Whether you have a trip coming up or you drive for your job, driving with low back pain can really suck. After about twenty on the road, you notice your back start to cramp up and the pain sets and and worsens with each mile. But there are things you can do to help make the journey a little better! So if you’re headed out of Portland for a small adventure or delivering someone’s lunch, check out the checklist for a more comfortable drive.
Road Trip and Driving Tips for Low Back Pain
Now it’s worth mentioning that there are lots of kinds of low back pain and what feels great for some types may not for others. But these tips will cover the most common causes and types of low back pain.
1 – Use your car mirrors like a back brace
Back braces can offer relief of low back pain in part by keeping your posture upright. You can use your car mirrors to do the same thing while you drive. When you get in the car, sit up tall and find a good, comfortable posture. Then adjust your mirrors to this position. When you’re driving down the road and you can’t see well out of the mirrors – it’s because your posture has changed. So don’t adjust the mirrors – sit back up!

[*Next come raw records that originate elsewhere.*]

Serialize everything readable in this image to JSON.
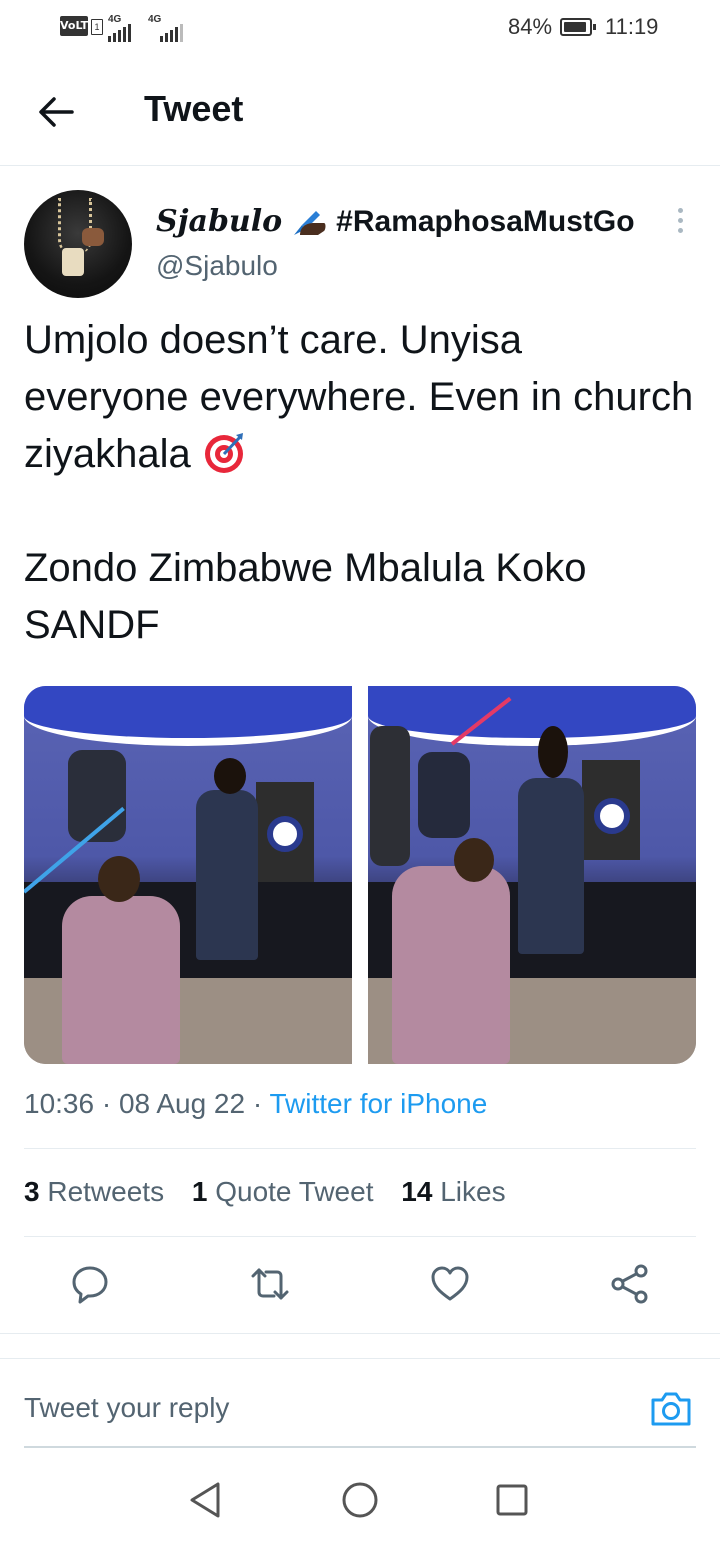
{
  "status_bar": {
    "volte": "VoLTE",
    "sim": "1",
    "network1": "4G",
    "network2": "4G",
    "battery": "84%",
    "time": "11:19"
  },
  "header": {
    "title": "Tweet",
    "back_icon": "arrow-left-icon"
  },
  "tweet": {
    "author": {
      "name_script": "Sjabulo",
      "name_emoji": "writing-hand",
      "name_hashtag": "#RamaphosaMustGo",
      "handle": "@Sjabulo"
    },
    "text_line1": "Umjolo doesn’t care. Unyisa everyone everywhere. Even in church ziyakhala",
    "text_emoji": "direct-hit-target",
    "text_line2": "Zondo Zimbabwe Mbalula Koko SANDF",
    "timestamp": "10:36 · 08 Aug 22 · ",
    "source": "Twitter for iPhone",
    "stats": {
      "retweets_count": "3",
      "retweets_label": "Retweets",
      "quotes_count": "1",
      "quotes_label": "Quote Tweet",
      "likes_count": "14",
      "likes_label": "Likes"
    },
    "actions": [
      "reply-icon",
      "retweet-icon",
      "like-icon",
      "share-icon"
    ]
  },
  "reply": {
    "placeholder": "Tweet your reply",
    "camera_icon": "camera-icon"
  },
  "nav": [
    "back-triangle-icon",
    "home-circle-icon",
    "recents-square-icon"
  ],
  "colors": {
    "accent": "#1d9bf0",
    "text": "#0f1419",
    "secondary": "#536471",
    "divider": "#e6ecf0"
  }
}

2 – Don’t reach too far for the car’s steering wheel
When you have to reach too far for the wheel, you slump. This can increase the pressure in the low back and compound the effects of all the bumps and potholes you go over on the drive. So in a nice and tall seated position, bring the wheel close enough to where you have a little bend in your elbows. But obviously – – don’t bring it too close in case you’re in an accident

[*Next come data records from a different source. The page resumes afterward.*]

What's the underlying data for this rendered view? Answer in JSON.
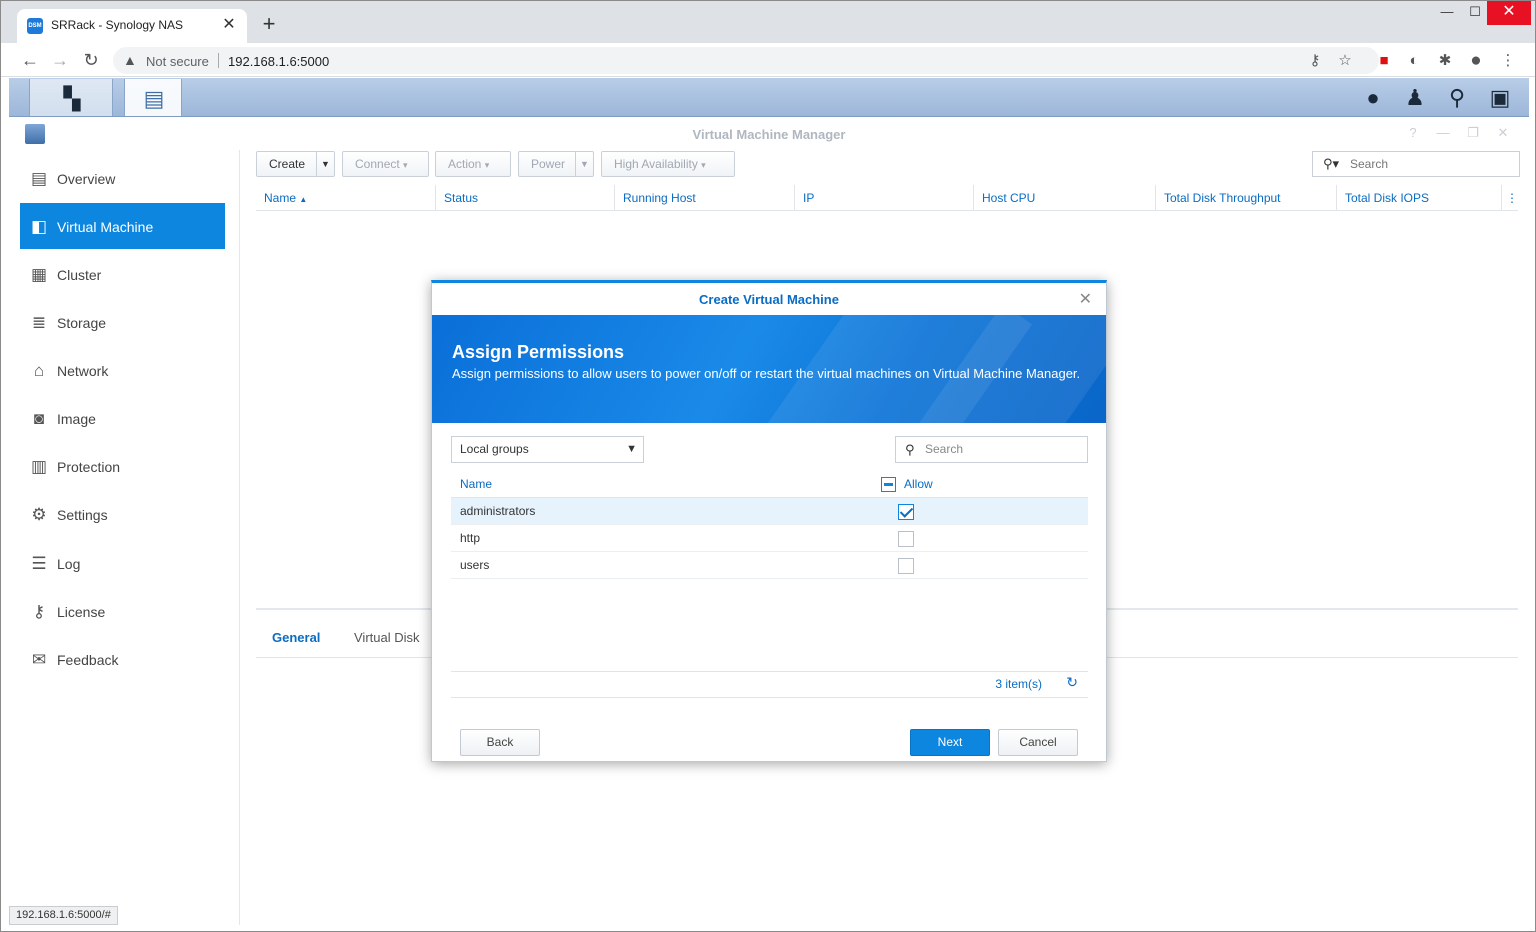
{
  "browser": {
    "tab_title": "SRRack - Synology NAS",
    "favicon_text": "DSM",
    "security_label": "Not secure",
    "url": "192.168.1.6:5000",
    "status_url": "192.168.1.6:5000/#"
  },
  "app": {
    "title": "Virtual Machine Manager"
  },
  "sidebar": {
    "items": [
      {
        "label": "Overview",
        "icon": "overview-icon"
      },
      {
        "label": "Virtual Machine",
        "icon": "virtual-machine-icon"
      },
      {
        "label": "Cluster",
        "icon": "cluster-icon"
      },
      {
        "label": "Storage",
        "icon": "storage-icon"
      },
      {
        "label": "Network",
        "icon": "network-icon"
      },
      {
        "label": "Image",
        "icon": "image-icon"
      },
      {
        "label": "Protection",
        "icon": "protection-icon"
      },
      {
        "label": "Settings",
        "icon": "gear-icon"
      },
      {
        "label": "Log",
        "icon": "log-icon"
      },
      {
        "label": "License",
        "icon": "key-icon"
      },
      {
        "label": "Feedback",
        "icon": "mail-icon"
      }
    ]
  },
  "toolbar": {
    "create": "Create",
    "connect": "Connect",
    "action": "Action",
    "power": "Power",
    "high_availability": "High Availability",
    "search_placeholder": "Search"
  },
  "grid": {
    "columns": [
      "Name",
      "Status",
      "Running Host",
      "IP",
      "Host CPU",
      "Total Disk Throughput",
      "Total Disk IOPS"
    ]
  },
  "detail_tabs": [
    "General",
    "Virtual Disk"
  ],
  "dialog": {
    "title": "Create Virtual Machine",
    "heading": "Assign Permissions",
    "description": "Assign permissions to allow users to power on/off or restart the virtual machines on Virtual Machine Manager.",
    "group_select": "Local groups",
    "search_placeholder": "Search",
    "col_name": "Name",
    "col_allow": "Allow",
    "rows": [
      {
        "name": "administrators",
        "allow": true
      },
      {
        "name": "http",
        "allow": false
      },
      {
        "name": "users",
        "allow": false
      }
    ],
    "item_count": "3 item(s)",
    "back": "Back",
    "next": "Next",
    "cancel": "Cancel"
  },
  "colors": {
    "accent": "#0d86e0",
    "link": "#0a6cc2"
  }
}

3 – Use a bolster for extra support
Not all cars have adjustable lumbar support bars; and even the ones that do don’t seem to fit most backs. So use a bolster and put it in the middle of your low back where it curves in. This will keep your back supported through the trip. You can buy a bolster from the store or make your own by wrapping up a smaller bath towel nice and tight and taping both ends

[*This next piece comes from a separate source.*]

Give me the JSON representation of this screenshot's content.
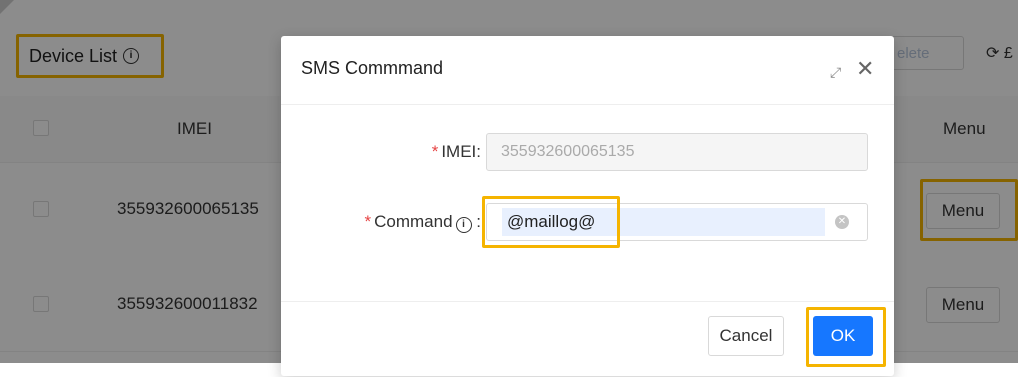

4 – Gas up your car every quarter to half tank
It will take you a little longer to get where you’re going, but your back will thank you. Frequent mini breaks where you can change position and walk around will make you more comfortable later on compared to just driving straight through. Now some of you have hybrids or electric cars – – you could probably drive pretty far on half a “tank”. So if that’s the case, just stop off somewhere every 45 minutes or so. Maybe grab some road snacks; take a picture in front of a cool sign; just enjoy the journey!
And that’s that! 4 quick tips to making sure low back pain doesn’t stop you from taking road trips all around this gorgeous state. Until next time, take care!
Hey guys, Dr. Lell here – your family Chiropractor serving patients from Sellwood to Oregon City. And today I’m telling you how to quickly check your posture. This is a great thing to do because if you can catch yourself developing bad posture, it is easier to fix than if you waited. Chronic turtle posture is a hard thing to fix – better to catch it early.
What Does Good Posture Look Like?
First, what do we look for in good posture? We check posture from the side and from the front. From the front view, you want to make sure everything on either side is level. The head shouldn’t be slant or turn, the shoulders, hips, knees, and ankles should be the same height from the floor.
When assessing posture from the side, we use a plumb line to see if the following points line up. In good posture, the middle of the ear will be in line with the shoulder, hip, knee, and ankle.
Now there are countless of gadgets and gizmos that assess posture and many chiropractors, PT’s, and athletic trainers will consider posture when evaluating you because of the many harmful effects of bad posture. If you’re wondering what those are, read this.
This is a quick down and dirty screen for posture. Stand against a wall. Put your feet out about 6 inches from the wall – toes forward. Your butt, shoulder blades, and head should be touching the wall. Now here’s the test – there should be no more than about 2 inches space between the wall and the back of your neck and between the wall and the small of your back.
This ensures that the curves of your spine aren’t curing too much or too little. If the position is painful, all the points can’t touch the wall, or there’s too much space between the back of your neck and the small of your back and the wall, then it’s time to work on your posture. Check out my favorite posture exercises to get started or make an appointment if you think you need additional help.
As always, drop me a line on Facebook if you have any questions or if you’d like to request a specific topic.